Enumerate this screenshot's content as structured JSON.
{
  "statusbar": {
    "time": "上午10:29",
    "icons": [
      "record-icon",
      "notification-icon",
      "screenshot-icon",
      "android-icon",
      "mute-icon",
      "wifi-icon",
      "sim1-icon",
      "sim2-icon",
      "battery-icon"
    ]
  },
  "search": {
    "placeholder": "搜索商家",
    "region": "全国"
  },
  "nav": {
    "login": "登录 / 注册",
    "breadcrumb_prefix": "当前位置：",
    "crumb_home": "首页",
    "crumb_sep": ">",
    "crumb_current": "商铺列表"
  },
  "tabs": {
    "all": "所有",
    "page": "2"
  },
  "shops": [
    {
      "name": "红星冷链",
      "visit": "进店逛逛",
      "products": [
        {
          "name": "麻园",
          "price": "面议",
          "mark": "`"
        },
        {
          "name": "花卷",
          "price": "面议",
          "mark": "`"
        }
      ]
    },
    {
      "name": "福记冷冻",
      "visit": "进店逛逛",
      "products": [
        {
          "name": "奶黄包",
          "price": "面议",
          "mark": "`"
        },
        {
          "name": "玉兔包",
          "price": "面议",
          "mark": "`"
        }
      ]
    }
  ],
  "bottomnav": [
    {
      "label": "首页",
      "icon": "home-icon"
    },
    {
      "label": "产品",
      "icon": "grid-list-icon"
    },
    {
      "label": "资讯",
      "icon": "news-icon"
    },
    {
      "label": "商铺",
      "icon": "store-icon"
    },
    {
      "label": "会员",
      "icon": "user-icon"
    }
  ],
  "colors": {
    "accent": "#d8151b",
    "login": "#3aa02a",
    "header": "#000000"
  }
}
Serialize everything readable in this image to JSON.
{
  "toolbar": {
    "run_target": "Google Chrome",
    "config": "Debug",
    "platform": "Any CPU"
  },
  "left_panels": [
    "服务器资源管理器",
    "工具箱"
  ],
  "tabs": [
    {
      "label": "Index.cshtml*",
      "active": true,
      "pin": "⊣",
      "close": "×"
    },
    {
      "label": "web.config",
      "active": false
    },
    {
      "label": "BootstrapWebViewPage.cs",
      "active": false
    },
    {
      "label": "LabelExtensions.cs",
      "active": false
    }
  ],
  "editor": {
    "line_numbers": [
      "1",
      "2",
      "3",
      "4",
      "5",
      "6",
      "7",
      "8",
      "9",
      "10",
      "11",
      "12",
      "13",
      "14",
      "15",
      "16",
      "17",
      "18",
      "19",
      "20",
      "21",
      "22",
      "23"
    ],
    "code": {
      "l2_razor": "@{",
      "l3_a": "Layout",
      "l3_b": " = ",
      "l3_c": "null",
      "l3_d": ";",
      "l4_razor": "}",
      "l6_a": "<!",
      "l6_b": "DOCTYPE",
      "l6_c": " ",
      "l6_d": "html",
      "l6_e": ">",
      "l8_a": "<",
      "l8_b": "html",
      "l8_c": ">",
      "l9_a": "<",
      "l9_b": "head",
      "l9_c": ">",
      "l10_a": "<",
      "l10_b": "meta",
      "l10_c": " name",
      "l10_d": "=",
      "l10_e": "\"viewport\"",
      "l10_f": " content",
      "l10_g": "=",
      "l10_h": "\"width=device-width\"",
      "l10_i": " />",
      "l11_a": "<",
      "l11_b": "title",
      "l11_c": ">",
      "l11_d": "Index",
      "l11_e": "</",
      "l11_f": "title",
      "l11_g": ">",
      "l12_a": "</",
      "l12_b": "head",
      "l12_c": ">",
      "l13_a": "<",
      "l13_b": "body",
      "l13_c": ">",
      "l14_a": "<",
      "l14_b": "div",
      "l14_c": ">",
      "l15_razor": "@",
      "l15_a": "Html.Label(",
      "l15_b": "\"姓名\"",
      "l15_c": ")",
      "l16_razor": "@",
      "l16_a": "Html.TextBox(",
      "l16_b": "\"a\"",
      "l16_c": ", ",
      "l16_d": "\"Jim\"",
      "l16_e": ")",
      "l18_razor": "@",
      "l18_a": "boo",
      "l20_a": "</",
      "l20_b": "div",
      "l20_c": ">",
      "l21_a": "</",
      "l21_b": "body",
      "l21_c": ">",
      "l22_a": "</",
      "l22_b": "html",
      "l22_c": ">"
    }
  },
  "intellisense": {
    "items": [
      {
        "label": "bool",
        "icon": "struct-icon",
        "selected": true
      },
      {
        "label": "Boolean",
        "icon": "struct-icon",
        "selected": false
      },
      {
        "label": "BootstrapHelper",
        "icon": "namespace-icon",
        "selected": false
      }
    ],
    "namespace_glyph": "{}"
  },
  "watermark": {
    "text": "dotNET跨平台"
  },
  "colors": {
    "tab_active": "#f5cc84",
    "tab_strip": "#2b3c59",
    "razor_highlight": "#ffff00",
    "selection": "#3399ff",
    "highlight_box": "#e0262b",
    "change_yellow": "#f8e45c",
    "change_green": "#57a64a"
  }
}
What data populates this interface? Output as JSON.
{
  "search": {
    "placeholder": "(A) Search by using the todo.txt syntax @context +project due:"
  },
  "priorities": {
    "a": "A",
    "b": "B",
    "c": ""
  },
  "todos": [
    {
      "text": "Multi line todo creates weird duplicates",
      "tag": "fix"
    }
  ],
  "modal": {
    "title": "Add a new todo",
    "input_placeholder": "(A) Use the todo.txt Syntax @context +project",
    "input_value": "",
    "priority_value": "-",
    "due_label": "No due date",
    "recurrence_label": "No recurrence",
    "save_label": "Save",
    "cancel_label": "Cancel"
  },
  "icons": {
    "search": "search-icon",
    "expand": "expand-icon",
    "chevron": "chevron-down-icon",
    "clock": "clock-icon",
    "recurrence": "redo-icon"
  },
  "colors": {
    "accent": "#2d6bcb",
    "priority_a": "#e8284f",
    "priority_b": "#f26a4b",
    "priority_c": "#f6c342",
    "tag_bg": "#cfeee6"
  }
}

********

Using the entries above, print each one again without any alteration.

### WORKED SOLUTION:
Enumerate this screenshot's content as structured JSON.
{
  "statusbar": {
    "time": "上午10:29",
    "icons": [
      "record-icon",
      "notification-icon",
      "screenshot-icon",
      "android-icon",
      "mute-icon",
      "wifi-icon",
      "sim1-icon",
      "sim2-icon",
      "battery-icon"
    ]
  },
  "search": {
    "placeholder": "搜索商家",
    "region": "全国"
  },
  "nav": {
    "login": "登录 / 注册",
    "breadcrumb_prefix": "当前位置：",
    "crumb_home": "首页",
    "crumb_sep": ">",
    "crumb_current": "商铺列表"
  },
  "tabs": {
    "all": "所有",
    "page": "2"
  },
  "shops": [
    {
      "name": "红星冷链",
      "visit": "进店逛逛",
      "products": [
        {
          "name": "麻园",
          "price": "面议",
          "mark": "`"
        },
        {
          "name": "花卷",
          "price": "面议",
          "mark": "`"
        }
      ]
    },
    {
      "name": "福记冷冻",
      "visit": "进店逛逛",
      "products": [
        {
          "name": "奶黄包",
          "price": "面议",
          "mark": "`"
        },
        {
          "name": "玉兔包",
          "price": "面议",
          "mark": "`"
        }
      ]
    }
  ],
  "bottomnav": [
    {
      "label": "首页",
      "icon": "home-icon"
    },
    {
      "label": "产品",
      "icon": "grid-list-icon"
    },
    {
      "label": "资讯",
      "icon": "news-icon"
    },
    {
      "label": "商铺",
      "icon": "store-icon"
    },
    {
      "label": "会员",
      "icon": "user-icon"
    }
  ],
  "colors": {
    "accent": "#d8151b",
    "login": "#3aa02a",
    "header": "#000000"
  }
}
Serialize everything readable in this image to JSON.
{
  "toolbar": {
    "run_target": "Google Chrome",
    "config": "Debug",
    "platform": "Any CPU"
  },
  "left_panels": [
    "服务器资源管理器",
    "工具箱"
  ],
  "tabs": [
    {
      "label": "Index.cshtml*",
      "active": true,
      "pin": "⊣",
      "close": "×"
    },
    {
      "label": "web.config",
      "active": false
    },
    {
      "label": "BootstrapWebViewPage.cs",
      "active": false
    },
    {
      "label": "LabelExtensions.cs",
      "active": false
    }
  ],
  "editor": {
    "line_numbers": [
      "1",
      "2",
      "3",
      "4",
      "5",
      "6",
      "7",
      "8",
      "9",
      "10",
      "11",
      "12",
      "13",
      "14",
      "15",
      "16",
      "17",
      "18",
      "19",
      "20",
      "21",
      "22",
      "23"
    ],
    "code": {
      "l2_razor": "@{",
      "l3_a": "Layout",
      "l3_b": " = ",
      "l3_c": "null",
      "l3_d": ";",
      "l4_razor": "}",
      "l6_a": "<!",
      "l6_b": "DOCTYPE",
      "l6_c": " ",
      "l6_d": "html",
      "l6_e": ">",
      "l8_a": "<",
      "l8_b": "html",
      "l8_c": ">",
      "l9_a": "<",
      "l9_b": "head",
      "l9_c": ">",
      "l10_a": "<",
      "l10_b": "meta",
      "l10_c": " name",
      "l10_d": "=",
      "l10_e": "\"viewport\"",
      "l10_f": " content",
      "l10_g": "=",
      "l10_h": "\"width=device-width\"",
      "l10_i": " />",
      "l11_a": "<",
      "l11_b": "title",
      "l11_c": ">",
      "l11_d": "Index",
      "l11_e": "</",
      "l11_f": "title",
      "l11_g": ">",
      "l12_a": "</",
      "l12_b": "head",
      "l12_c": ">",
      "l13_a": "<",
      "l13_b": "body",
      "l13_c": ">",
      "l14_a": "<",
      "l14_b": "div",
      "l14_c": ">",
      "l15_razor": "@",
      "l15_a": "Html.Label(",
      "l15_b": "\"姓名\"",
      "l15_c": ")",
      "l16_razor": "@",
      "l16_a": "Html.TextBox(",
      "l16_b": "\"a\"",
      "l16_c": ", ",
      "l16_d": "\"Jim\"",
      "l16_e": ")",
      "l18_razor": "@",
      "l18_a": "boo",
      "l20_a": "</",
      "l20_b": "div",
      "l20_c": ">",
      "l21_a": "</",
      "l21_b": "body",
      "l21_c": ">",
      "l22_a": "</",
      "l22_b": "html",
      "l22_c": ">"
    }
  },
  "intellisense": {
    "items": [
      {
        "label": "bool",
        "icon": "struct-icon",
        "selected": true
      },
      {
        "label": "Boolean",
        "icon": "struct-icon",
        "selected": false
      },
      {
        "label": "BootstrapHelper",
        "icon": "namespace-icon",
        "selected": false
      }
    ],
    "namespace_glyph": "{}"
  },
  "watermark": {
    "text": "dotNET跨平台"
  },
  "colors": {
    "tab_active": "#f5cc84",
    "tab_strip": "#2b3c59",
    "razor_highlight": "#ffff00",
    "selection": "#3399ff",
    "highlight_box": "#e0262b",
    "change_yellow": "#f8e45c",
    "change_green": "#57a64a"
  }
}
What data populates this interface? Output as JSON.
{
  "search": {
    "placeholder": "(A) Search by using the todo.txt syntax @context +project due:"
  },
  "priorities": {
    "a": "A",
    "b": "B",
    "c": ""
  },
  "todos": [
    {
      "text": "Multi line todo creates weird duplicates",
      "tag": "fix"
    }
  ],
  "modal": {
    "title": "Add a new todo",
    "input_placeholder": "(A) Use the todo.txt Syntax @context +project",
    "input_value": "",
    "priority_value": "-",
    "due_label": "No due date",
    "recurrence_label": "No recurrence",
    "save_label": "Save",
    "cancel_label": "Cancel"
  },
  "icons": {
    "search": "search-icon",
    "expand": "expand-icon",
    "chevron": "chevron-down-icon",
    "clock": "clock-icon",
    "recurrence": "redo-icon"
  },
  "colors": {
    "accent": "#2d6bcb",
    "priority_a": "#e8284f",
    "priority_b": "#f26a4b",
    "priority_c": "#f6c342",
    "tag_bg": "#cfeee6"
  }
}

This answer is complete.